[REQUIRED ACTION]: Reproduce the following material exactly, including every line.

══ DATA FOR THE TASK ══

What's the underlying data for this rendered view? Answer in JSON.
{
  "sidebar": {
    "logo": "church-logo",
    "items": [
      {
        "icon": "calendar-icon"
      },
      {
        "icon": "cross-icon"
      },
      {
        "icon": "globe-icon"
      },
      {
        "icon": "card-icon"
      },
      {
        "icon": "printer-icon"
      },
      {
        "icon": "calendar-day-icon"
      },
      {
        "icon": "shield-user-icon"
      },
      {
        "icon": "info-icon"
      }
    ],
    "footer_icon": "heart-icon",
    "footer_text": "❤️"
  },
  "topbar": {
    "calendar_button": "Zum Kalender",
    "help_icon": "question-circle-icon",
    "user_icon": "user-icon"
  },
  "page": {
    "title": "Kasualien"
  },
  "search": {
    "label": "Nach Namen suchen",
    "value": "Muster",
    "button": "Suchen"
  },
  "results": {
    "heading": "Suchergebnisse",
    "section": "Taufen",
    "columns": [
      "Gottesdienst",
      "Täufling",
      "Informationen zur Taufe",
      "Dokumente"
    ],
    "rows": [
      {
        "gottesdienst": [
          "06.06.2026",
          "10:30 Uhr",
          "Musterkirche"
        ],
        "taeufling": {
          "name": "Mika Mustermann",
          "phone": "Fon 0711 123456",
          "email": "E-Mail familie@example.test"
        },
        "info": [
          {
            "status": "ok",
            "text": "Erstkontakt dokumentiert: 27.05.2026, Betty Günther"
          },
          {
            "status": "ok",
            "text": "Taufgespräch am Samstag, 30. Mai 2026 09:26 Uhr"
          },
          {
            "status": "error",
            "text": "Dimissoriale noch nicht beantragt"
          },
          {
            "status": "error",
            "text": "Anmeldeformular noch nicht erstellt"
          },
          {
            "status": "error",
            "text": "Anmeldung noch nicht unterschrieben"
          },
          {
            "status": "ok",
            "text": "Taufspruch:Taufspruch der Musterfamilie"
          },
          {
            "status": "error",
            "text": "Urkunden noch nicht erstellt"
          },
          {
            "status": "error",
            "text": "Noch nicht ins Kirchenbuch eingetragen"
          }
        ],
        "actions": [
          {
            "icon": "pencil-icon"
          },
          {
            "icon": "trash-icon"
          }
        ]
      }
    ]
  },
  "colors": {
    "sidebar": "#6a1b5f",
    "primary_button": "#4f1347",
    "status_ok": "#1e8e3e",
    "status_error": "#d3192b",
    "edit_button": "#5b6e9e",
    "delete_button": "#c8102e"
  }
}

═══

[RESPONSE TO THIS EXERCISE]:
What's the underlying data for this rendered view? Answer in JSON.
{
  "sidebar": {
    "logo": "church-logo",
    "items": [
      {
        "icon": "calendar-icon"
      },
      {
        "icon": "cross-icon"
      },
      {
        "icon": "globe-icon"
      },
      {
        "icon": "card-icon"
      },
      {
        "icon": "printer-icon"
      },
      {
        "icon": "calendar-day-icon"
      },
      {
        "icon": "shield-user-icon"
      },
      {
        "icon": "info-icon"
      }
    ],
    "footer_icon": "heart-icon",
    "footer_text": "❤️"
  },
  "topbar": {
    "calendar_button": "Zum Kalender",
    "help_icon": "question-circle-icon",
    "user_icon": "user-icon"
  },
  "page": {
    "title": "Kasualien"
  },
  "search": {
    "label": "Nach Namen suchen",
    "value": "Muster",
    "button": "Suchen"
  },
  "results": {
    "heading": "Suchergebnisse",
    "section": "Taufen",
    "columns": [
      "Gottesdienst",
      "Täufling",
      "Informationen zur Taufe",
      "Dokumente"
    ],
    "rows": [
      {
        "gottesdienst": [
          "06.06.2026",
          "10:30 Uhr",
          "Musterkirche"
        ],
        "taeufling": {
          "name": "Mika Mustermann",
          "phone": "Fon 0711 123456",
          "email": "E-Mail familie@example.test"
        },
        "info": [
          {
            "status": "ok",
            "text": "Erstkontakt dokumentiert: 27.05.2026, Betty Günther"
          },
          {
            "status": "ok",
            "text": "Taufgespräch am Samstag, 30. Mai 2026 09:26 Uhr"
          },
          {
            "status": "error",
            "text": "Dimissoriale noch nicht beantragt"
          },
          {
            "status": "error",
            "text": "Anmeldeformular noch nicht erstellt"
          },
          {
            "status": "error",
            "text": "Anmeldung noch nicht unterschrieben"
          },
          {
            "status": "ok",
            "text": "Taufspruch:Taufspruch der Musterfamilie"
          },
          {
            "status": "error",
            "text": "Urkunden noch nicht erstellt"
          },
          {
            "status": "error",
            "text": "Noch nicht ins Kirchenbuch eingetragen"
          }
        ],
        "actions": [
          {
            "icon": "pencil-icon"
          },
          {
            "icon": "trash-icon"
          }
        ]
      }
    ]
  },
  "colors": {
    "sidebar": "#6a1b5f",
    "primary_button": "#4f1347",
    "status_ok": "#1e8e3e",
    "status_error": "#d3192b",
    "edit_button": "#5b6e9e",
    "delete_button": "#c8102e"
  }
}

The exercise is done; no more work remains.